======== Source data ========

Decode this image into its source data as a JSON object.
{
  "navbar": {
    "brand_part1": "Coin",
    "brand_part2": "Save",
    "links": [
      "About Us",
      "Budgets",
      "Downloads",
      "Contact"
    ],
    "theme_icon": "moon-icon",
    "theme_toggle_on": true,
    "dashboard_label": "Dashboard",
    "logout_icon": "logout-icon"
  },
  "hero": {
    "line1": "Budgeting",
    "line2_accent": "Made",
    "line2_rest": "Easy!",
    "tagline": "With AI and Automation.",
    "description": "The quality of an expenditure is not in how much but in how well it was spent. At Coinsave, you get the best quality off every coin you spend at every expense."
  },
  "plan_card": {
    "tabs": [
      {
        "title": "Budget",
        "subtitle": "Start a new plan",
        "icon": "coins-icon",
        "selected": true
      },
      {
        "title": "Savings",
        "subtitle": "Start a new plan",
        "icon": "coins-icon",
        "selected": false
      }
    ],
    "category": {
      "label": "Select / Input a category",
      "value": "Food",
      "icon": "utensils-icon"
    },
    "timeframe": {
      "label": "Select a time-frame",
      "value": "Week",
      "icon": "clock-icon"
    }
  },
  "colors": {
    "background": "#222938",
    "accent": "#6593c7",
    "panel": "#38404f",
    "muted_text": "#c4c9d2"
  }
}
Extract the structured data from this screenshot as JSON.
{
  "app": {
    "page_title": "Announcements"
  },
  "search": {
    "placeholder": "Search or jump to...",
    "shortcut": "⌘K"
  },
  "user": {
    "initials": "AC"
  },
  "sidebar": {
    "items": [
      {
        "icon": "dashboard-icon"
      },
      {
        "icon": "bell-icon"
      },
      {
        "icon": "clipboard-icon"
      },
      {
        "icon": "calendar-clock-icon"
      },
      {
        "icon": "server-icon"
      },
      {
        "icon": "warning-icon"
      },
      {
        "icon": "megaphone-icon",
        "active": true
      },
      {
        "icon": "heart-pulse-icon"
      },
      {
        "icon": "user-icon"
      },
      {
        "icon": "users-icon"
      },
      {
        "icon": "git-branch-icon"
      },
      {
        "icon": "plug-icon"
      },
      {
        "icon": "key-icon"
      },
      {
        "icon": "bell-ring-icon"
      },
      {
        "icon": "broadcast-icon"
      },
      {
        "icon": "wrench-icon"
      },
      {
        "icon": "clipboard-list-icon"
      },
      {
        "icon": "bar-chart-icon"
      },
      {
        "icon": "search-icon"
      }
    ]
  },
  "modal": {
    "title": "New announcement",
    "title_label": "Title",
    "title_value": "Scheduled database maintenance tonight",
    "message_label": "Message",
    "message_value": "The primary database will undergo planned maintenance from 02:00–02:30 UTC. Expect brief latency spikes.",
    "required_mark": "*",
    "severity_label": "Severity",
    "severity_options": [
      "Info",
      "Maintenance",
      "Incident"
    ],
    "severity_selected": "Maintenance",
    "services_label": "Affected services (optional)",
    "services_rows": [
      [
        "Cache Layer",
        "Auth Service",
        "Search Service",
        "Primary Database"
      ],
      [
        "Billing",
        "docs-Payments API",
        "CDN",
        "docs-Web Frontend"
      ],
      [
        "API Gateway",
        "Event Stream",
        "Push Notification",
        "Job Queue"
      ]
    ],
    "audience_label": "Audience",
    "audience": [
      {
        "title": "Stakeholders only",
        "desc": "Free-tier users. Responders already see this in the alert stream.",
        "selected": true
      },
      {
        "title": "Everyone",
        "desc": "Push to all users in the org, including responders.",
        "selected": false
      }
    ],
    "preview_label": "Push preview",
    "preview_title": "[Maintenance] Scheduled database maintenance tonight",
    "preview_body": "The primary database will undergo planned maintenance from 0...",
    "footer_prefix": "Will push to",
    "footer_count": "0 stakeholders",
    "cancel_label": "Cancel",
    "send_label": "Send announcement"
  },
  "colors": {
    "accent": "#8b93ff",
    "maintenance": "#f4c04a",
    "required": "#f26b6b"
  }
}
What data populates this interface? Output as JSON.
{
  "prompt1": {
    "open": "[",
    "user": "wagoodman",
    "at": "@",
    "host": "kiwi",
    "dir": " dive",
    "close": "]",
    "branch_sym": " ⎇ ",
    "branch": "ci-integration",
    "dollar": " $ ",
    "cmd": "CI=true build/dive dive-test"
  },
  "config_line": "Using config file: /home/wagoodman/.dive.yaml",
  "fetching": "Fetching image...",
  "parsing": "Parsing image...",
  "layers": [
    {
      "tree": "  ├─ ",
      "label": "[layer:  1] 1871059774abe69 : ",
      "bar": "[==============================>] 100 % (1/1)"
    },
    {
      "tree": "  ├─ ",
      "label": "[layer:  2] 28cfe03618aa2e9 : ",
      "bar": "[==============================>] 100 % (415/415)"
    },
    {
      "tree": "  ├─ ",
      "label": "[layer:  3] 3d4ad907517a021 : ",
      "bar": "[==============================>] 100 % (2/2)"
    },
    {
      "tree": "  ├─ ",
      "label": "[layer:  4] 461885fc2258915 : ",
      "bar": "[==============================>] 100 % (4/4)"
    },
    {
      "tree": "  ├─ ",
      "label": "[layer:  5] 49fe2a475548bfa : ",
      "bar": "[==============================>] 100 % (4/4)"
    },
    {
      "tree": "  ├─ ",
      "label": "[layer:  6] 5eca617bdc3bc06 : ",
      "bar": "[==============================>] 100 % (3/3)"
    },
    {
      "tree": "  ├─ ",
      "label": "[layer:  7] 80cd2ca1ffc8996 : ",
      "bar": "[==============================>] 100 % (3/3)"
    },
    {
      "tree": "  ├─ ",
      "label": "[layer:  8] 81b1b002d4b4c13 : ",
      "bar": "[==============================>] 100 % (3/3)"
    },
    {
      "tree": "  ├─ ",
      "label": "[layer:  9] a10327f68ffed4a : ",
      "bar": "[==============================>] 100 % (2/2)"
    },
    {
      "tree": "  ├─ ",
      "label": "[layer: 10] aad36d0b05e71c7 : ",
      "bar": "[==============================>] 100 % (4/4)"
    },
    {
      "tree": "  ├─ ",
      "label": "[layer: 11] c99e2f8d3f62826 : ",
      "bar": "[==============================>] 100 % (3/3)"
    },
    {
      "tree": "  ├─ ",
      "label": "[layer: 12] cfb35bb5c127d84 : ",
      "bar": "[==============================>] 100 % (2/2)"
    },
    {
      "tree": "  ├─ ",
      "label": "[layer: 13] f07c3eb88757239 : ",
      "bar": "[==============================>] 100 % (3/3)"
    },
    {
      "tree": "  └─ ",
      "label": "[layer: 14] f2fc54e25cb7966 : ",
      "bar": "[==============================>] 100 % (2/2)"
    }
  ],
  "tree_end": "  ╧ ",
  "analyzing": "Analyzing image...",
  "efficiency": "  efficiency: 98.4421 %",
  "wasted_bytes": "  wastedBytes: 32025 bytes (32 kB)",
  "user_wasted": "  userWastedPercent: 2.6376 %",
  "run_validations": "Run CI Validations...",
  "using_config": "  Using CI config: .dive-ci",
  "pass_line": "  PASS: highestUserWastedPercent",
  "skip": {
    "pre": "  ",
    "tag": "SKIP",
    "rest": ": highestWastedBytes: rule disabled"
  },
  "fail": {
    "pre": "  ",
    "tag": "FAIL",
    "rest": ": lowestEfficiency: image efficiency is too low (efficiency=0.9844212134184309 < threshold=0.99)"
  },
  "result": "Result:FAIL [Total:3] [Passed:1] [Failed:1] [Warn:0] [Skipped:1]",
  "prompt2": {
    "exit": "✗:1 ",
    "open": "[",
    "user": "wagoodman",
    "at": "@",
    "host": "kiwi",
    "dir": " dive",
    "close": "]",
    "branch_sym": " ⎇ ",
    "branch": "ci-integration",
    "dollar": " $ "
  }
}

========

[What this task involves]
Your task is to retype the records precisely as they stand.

[Answer to this task]
Decode this image into its source data as a JSON object.
{
  "navbar": {
    "brand_part1": "Coin",
    "brand_part2": "Save",
    "links": [
      "About Us",
      "Budgets",
      "Downloads",
      "Contact"
    ],
    "theme_icon": "moon-icon",
    "theme_toggle_on": true,
    "dashboard_label": "Dashboard",
    "logout_icon": "logout-icon"
  },
  "hero": {
    "line1": "Budgeting",
    "line2_accent": "Made",
    "line2_rest": "Easy!",
    "tagline": "With AI and Automation.",
    "description": "The quality of an expenditure is not in how much but in how well it was spent. At Coinsave, you get the best quality off every coin you spend at every expense."
  },
  "plan_card": {
    "tabs": [
      {
        "title": "Budget",
        "subtitle": "Start a new plan",
        "icon": "coins-icon",
        "selected": true
      },
      {
        "title": "Savings",
        "subtitle": "Start a new plan",
        "icon": "coins-icon",
        "selected": false
      }
    ],
    "category": {
      "label": "Select / Input a category",
      "value": "Food",
      "icon": "utensils-icon"
    },
    "timeframe": {
      "label": "Select a time-frame",
      "value": "Week",
      "icon": "clock-icon"
    }
  },
  "colors": {
    "background": "#222938",
    "accent": "#6593c7",
    "panel": "#38404f",
    "muted_text": "#c4c9d2"
  }
}
Extract the structured data from this screenshot as JSON.
{
  "app": {
    "page_title": "Announcements"
  },
  "search": {
    "placeholder": "Search or jump to...",
    "shortcut": "⌘K"
  },
  "user": {
    "initials": "AC"
  },
  "sidebar": {
    "items": [
      {
        "icon": "dashboard-icon"
      },
      {
        "icon": "bell-icon"
      },
      {
        "icon": "clipboard-icon"
      },
      {
        "icon": "calendar-clock-icon"
      },
      {
        "icon": "server-icon"
      },
      {
        "icon": "warning-icon"
      },
      {
        "icon": "megaphone-icon",
        "active": true
      },
      {
        "icon": "heart-pulse-icon"
      },
      {
        "icon": "user-icon"
      },
      {
        "icon": "users-icon"
      },
      {
        "icon": "git-branch-icon"
      },
      {
        "icon": "plug-icon"
      },
      {
        "icon": "key-icon"
      },
      {
        "icon": "bell-ring-icon"
      },
      {
        "icon": "broadcast-icon"
      },
      {
        "icon": "wrench-icon"
      },
      {
        "icon": "clipboard-list-icon"
      },
      {
        "icon": "bar-chart-icon"
      },
      {
        "icon": "search-icon"
      }
    ]
  },
  "modal": {
    "title": "New announcement",
    "title_label": "Title",
    "title_value": "Scheduled database maintenance tonight",
    "message_label": "Message",
    "message_value": "The primary database will undergo planned maintenance from 02:00–02:30 UTC. Expect brief latency spikes.",
    "required_mark": "*",
    "severity_label": "Severity",
    "severity_options": [
      "Info",
      "Maintenance",
      "Incident"
    ],
    "severity_selected": "Maintenance",
    "services_label": "Affected services (optional)",
    "services_rows": [
      [
        "Cache Layer",
        "Auth Service",
        "Search Service",
        "Primary Database"
      ],
      [
        "Billing",
        "docs-Payments API",
        "CDN",
        "docs-Web Frontend"
      ],
      [
        "API Gateway",
        "Event Stream",
        "Push Notification",
        "Job Queue"
      ]
    ],
    "audience_label": "Audience",
    "audience": [
      {
        "title": "Stakeholders only",
        "desc": "Free-tier users. Responders already see this in the alert stream.",
        "selected": true
      },
      {
        "title": "Everyone",
        "desc": "Push to all users in the org, including responders.",
        "selected": false
      }
    ],
    "preview_label": "Push preview",
    "preview_title": "[Maintenance] Scheduled database maintenance tonight",
    "preview_body": "The primary database will undergo planned maintenance from 0...",
    "footer_prefix": "Will push to",
    "footer_count": "0 stakeholders",
    "cancel_label": "Cancel",
    "send_label": "Send announcement"
  },
  "colors": {
    "accent": "#8b93ff",
    "maintenance": "#f4c04a",
    "required": "#f26b6b"
  }
}
What data populates this interface? Output as JSON.
{
  "prompt1": {
    "open": "[",
    "user": "wagoodman",
    "at": "@",
    "host": "kiwi",
    "dir": " dive",
    "close": "]",
    "branch_sym": " ⎇ ",
    "branch": "ci-integration",
    "dollar": " $ ",
    "cmd": "CI=true build/dive dive-test"
  },
  "config_line": "Using config file: /home/wagoodman/.dive.yaml",
  "fetching": "Fetching image...",
  "parsing": "Parsing image...",
  "layers": [
    {
      "tree": "  ├─ ",
      "label": "[layer:  1] 1871059774abe69 : ",
      "bar": "[==============================>] 100 % (1/1)"
    },
    {
      "tree": "  ├─ ",
      "label": "[layer:  2] 28cfe03618aa2e9 : ",
      "bar": "[==============================>] 100 % (415/415)"
    },
    {
      "tree": "  ├─ ",
      "label": "[layer:  3] 3d4ad907517a021 : ",
      "bar": "[==============================>] 100 % (2/2)"
    },
    {
      "tree": "  ├─ ",
      "label": "[layer:  4] 461885fc2258915 : ",
      "bar": "[==============================>] 100 % (4/4)"
    },
    {
      "tree": "  ├─ ",
      "label": "[layer:  5] 49fe2a475548bfa : ",
      "bar": "[==============================>] 100 % (4/4)"
    },
    {
      "tree": "  ├─ ",
      "label": "[layer:  6] 5eca617bdc3bc06 : ",
      "bar": "[==============================>] 100 % (3/3)"
    },
    {
      "tree": "  ├─ ",
      "label": "[layer:  7] 80cd2ca1ffc8996 : ",
      "bar": "[==============================>] 100 % (3/3)"
    },
    {
      "tree": "  ├─ ",
      "label": "[layer:  8] 81b1b002d4b4c13 : ",
      "bar": "[==============================>] 100 % (3/3)"
    },
    {
      "tree": "  ├─ ",
      "label": "[layer:  9] a10327f68ffed4a : ",
      "bar": "[==============================>] 100 % (2/2)"
    },
    {
      "tree": "  ├─ ",
      "label": "[layer: 10] aad36d0b05e71c7 : ",
      "bar": "[==============================>] 100 % (4/4)"
    },
    {
      "tree": "  ├─ ",
      "label": "[layer: 11] c99e2f8d3f62826 : ",
      "bar": "[==============================>] 100 % (3/3)"
    },
    {
      "tree": "  ├─ ",
      "label": "[layer: 12] cfb35bb5c127d84 : ",
      "bar": "[==============================>] 100 % (2/2)"
    },
    {
      "tree": "  ├─ ",
      "label": "[layer: 13] f07c3eb88757239 : ",
      "bar": "[==============================>] 100 % (3/3)"
    },
    {
      "tree": "  └─ ",
      "label": "[layer: 14] f2fc54e25cb7966 : ",
      "bar": "[==============================>] 100 % (2/2)"
    }
  ],
  "tree_end": "  ╧ ",
  "analyzing": "Analyzing image...",
  "efficiency": "  efficiency: 98.4421 %",
  "wasted_bytes": "  wastedBytes: 32025 bytes (32 kB)",
  "user_wasted": "  userWastedPercent: 2.6376 %",
  "run_validations": "Run CI Validations...",
  "using_config": "  Using CI config: .dive-ci",
  "pass_line": "  PASS: highestUserWastedPercent",
  "skip": {
    "pre": "  ",
    "tag": "SKIP",
    "rest": ": highestWastedBytes: rule disabled"
  },
  "fail": {
    "pre": "  ",
    "tag": "FAIL",
    "rest": ": lowestEfficiency: image efficiency is too low (efficiency=0.9844212134184309 < threshold=0.99)"
  },
  "result": "Result:FAIL [Total:3] [Passed:1] [Failed:1] [Warn:0] [Skipped:1]",
  "prompt2": {
    "exit": "✗:1 ",
    "open": "[",
    "user": "wagoodman",
    "at": "@",
    "host": "kiwi",
    "dir": " dive",
    "close": "]",
    "branch_sym": " ⎇ ",
    "branch": "ci-integration",
    "dollar": " $ "
  }
}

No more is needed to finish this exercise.